The location of Troy — and Madison County in general — also made it a priority, Parsons said. “We are in the middle of the country... everything travels through Madison County,” he said. “In addition to more safety in our schools, there’s a lot of transient traffic coming through the truck stops... It makes it easier for us to combat drugs coming into our community.”
Zak lives with Meier and his family, and the integration is going forward — slowly.
“I’ve been a dog person my whole life; I’ve always had dogs,” Meier said. “K-9s can be dog-aggressive, so it’s a slow process to get them together… we take them on walks together, and there’s been no aggression shown yet, so that’s a good thing.”

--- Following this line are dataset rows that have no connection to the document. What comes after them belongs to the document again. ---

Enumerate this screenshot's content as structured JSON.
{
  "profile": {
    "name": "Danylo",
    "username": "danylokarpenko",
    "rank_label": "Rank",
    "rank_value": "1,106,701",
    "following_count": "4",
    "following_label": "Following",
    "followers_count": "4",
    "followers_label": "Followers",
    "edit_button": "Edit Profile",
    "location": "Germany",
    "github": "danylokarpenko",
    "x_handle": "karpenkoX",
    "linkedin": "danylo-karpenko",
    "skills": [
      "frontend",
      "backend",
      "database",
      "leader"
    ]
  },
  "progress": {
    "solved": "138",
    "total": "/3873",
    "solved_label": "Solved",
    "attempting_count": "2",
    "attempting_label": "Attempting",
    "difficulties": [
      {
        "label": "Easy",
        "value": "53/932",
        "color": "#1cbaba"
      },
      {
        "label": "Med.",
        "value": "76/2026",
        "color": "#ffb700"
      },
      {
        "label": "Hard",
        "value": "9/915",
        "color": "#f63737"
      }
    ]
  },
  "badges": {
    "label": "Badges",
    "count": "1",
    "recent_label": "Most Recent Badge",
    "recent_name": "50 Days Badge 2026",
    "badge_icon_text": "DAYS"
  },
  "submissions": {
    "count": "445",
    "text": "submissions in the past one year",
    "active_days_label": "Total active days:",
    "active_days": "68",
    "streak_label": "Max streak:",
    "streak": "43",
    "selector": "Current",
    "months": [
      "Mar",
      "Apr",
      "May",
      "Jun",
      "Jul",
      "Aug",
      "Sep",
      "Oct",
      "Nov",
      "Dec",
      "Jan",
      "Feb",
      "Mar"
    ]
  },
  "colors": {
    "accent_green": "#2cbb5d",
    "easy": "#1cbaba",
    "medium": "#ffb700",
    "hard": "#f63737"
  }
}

German shepherds are well-suited to K-9 work, Meier said: they have as many as 250 million olfactory sensors, whereas the average human has about 5 million. German shepherds have a very high work drive, and more clarity than other breeds in seeking and finding drugs.

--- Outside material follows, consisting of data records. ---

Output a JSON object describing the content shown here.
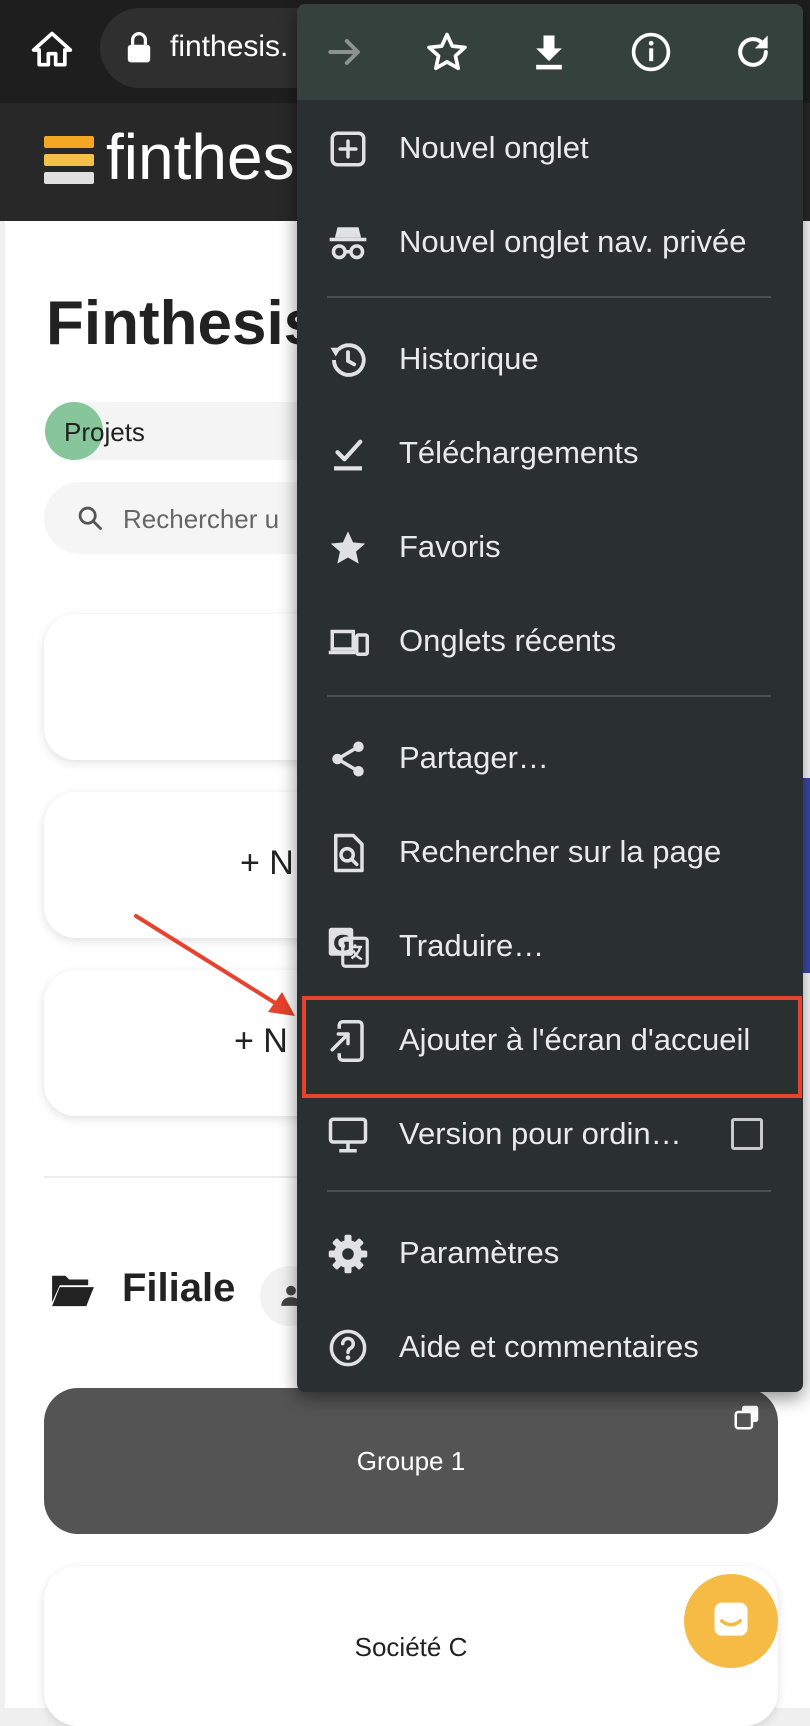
{
  "browser": {
    "url_text": "finthesis.",
    "toolbar_icons": [
      "forward-icon",
      "star-icon",
      "download-icon",
      "info-icon",
      "refresh-icon"
    ]
  },
  "site": {
    "logo_text": "finthes",
    "page_title": "Finthesis",
    "tab_label": "Projets",
    "search_placeholder": "Rechercher u",
    "card2_label": "+ N",
    "card3_label": "+ N",
    "section_title": "Filiale",
    "group_label": "Groupe 1",
    "societe_label": "Société C"
  },
  "menu": {
    "items": [
      {
        "label": "Nouvel onglet",
        "icon": "new-tab-icon"
      },
      {
        "label": "Nouvel onglet nav. privée",
        "icon": "incognito-icon"
      },
      {
        "label": "Historique",
        "icon": "history-icon"
      },
      {
        "label": "Téléchargements",
        "icon": "downloads-icon"
      },
      {
        "label": "Favoris",
        "icon": "bookmarks-icon"
      },
      {
        "label": "Onglets récents",
        "icon": "recent-tabs-icon"
      },
      {
        "label": "Partager…",
        "icon": "share-icon"
      },
      {
        "label": "Rechercher sur la page",
        "icon": "find-in-page-icon"
      },
      {
        "label": "Traduire…",
        "icon": "translate-icon"
      },
      {
        "label": "Ajouter à l'écran d'accueil",
        "icon": "add-to-home-icon"
      },
      {
        "label": "Version pour ordin…",
        "icon": "desktop-icon"
      },
      {
        "label": "Paramètres",
        "icon": "settings-icon"
      },
      {
        "label": "Aide et commentaires",
        "icon": "help-icon"
      }
    ],
    "highlighted_item": "Ajouter à l'écran d'accueil"
  },
  "colors": {
    "menu_bg": "#2a302f",
    "menu_toolbar_bg": "#35413c",
    "highlight": "#e5432d",
    "logo_orange": "#f5a623",
    "chat_button": "#f6bb45",
    "tab_dot": "#86c69a"
  }
}
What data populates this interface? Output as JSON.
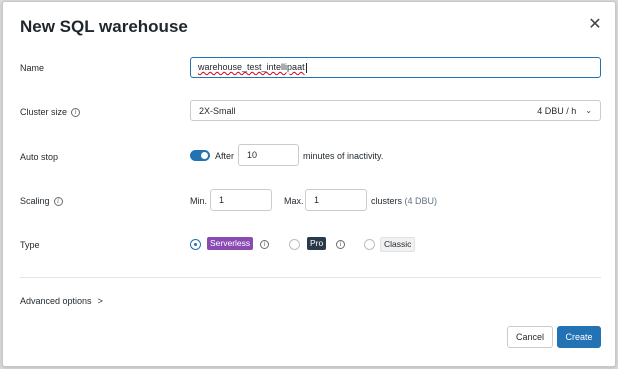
{
  "dialog": {
    "title": "New SQL warehouse",
    "close_icon": "close-icon"
  },
  "name": {
    "label": "Name",
    "value": "warehouse_test_intellipaat"
  },
  "cluster_size": {
    "label": "Cluster size",
    "selected": "2X-Small",
    "dbu": "4 DBU / h"
  },
  "auto_stop": {
    "label": "Auto stop",
    "enabled": true,
    "after_label": "After",
    "value": "10",
    "suffix": "minutes of inactivity."
  },
  "scaling": {
    "label": "Scaling",
    "min_label": "Min.",
    "min_value": "1",
    "max_label": "Max.",
    "max_value": "1",
    "clusters_label": "clusters",
    "clusters_dbu": "(4 DBU)"
  },
  "type": {
    "label": "Type",
    "options": [
      {
        "label": "Serverless",
        "selected": true
      },
      {
        "label": "Pro",
        "selected": false
      },
      {
        "label": "Classic",
        "selected": false
      }
    ]
  },
  "advanced": {
    "label": "Advanced options",
    "chevron": ">"
  },
  "footer": {
    "cancel_label": "Cancel",
    "create_label": "Create"
  },
  "colors": {
    "accent": "#2272b4",
    "serverless_tag": "#8a4ab3",
    "pro_tag": "#293a4a"
  }
}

In fact, Zak had his first search just this week. Meier and Zak assisted Alton High School with a search of the lockers and cars, and found some cannabis pipes in a car.
But Zak’s training goes beyond his nose. He can actually apprehend a suspect — with his mouth. That can come in handy with a fleeing suspect, Meier said. “He can run about a hundred times faster than me,” he said. And if the suspect stops and gives up, he can give Zak the signal to stand down, so the suspect isn’t bitten.
Meier has been a police officer for 18 years, and was always fascinated by K-9 work, he said. “I’d seen them in the field working, and it captivated me at how incredible these dogs are and what they can do,” he said. Zak had a lot of training before he showed up, he said, and since Zak was originally from Holland, he responds to commands in Dutch. That is actually helpful, he said, so that he doesn’t confuse Zak when speaking to someone in English, and a savvy criminal can’t easily get Zak to stand down by barking commands at him.
“He gets more room in the squad car than I do,” Meier said, pulling at the chew toy firmly held in Zak’s mouth. “I got the short end of the stick on that one.”
K-9 work is “essential” to drug interdiction, Meier said: “They can detect things we would never find.” A well-trained K-9 can find drugs inside hidden compartments in a car’s empty space that have been not just hidden but welded shut. “It’s not stuff just sitting in the trunk,” he said.
Madison County State’s Attorney Tom Gibbons said that money seized from local drug dealers funded his department’s $1,000 donation to help start the program because of the value of a K-9 program. “The Troy Police Department has been an important partner in our efforts to fight the epidemic of heroin and other dangerous drugs afflicting our region, and the addition of this K-9 officer will enhance those efforts tremendously,” he said.
As is the case with most service dogs, K-9s should not be approached like other dogs, Meier said. “You don’t just walk up and stick your hand out,” he said. “They’re not regular pets, they’re work dogs… If startled, they may be on the defensive.”
Still, Zak’s personality is fairly comfortable around people, and he’s got a lot of energy — there’s still a lot of puppy in him, Meier said. “Zak is a very social dog, and doesn’t have a lot of aggression,” Meier said. Zak loves playing around with a ball or tug-of-war with a stretch of radiator hose — in fact, he loves the latter so much that they use it in training as a reward for finding a stash.
As for the young boy who donated his allowance to fund Zak? Parsons said he will get to meet the dog he helped to buy, when they bring Zak to his house for a greeting.
Contact reporter Elizabeth Donald at firstname.lastname@example.org or 618-239-2507.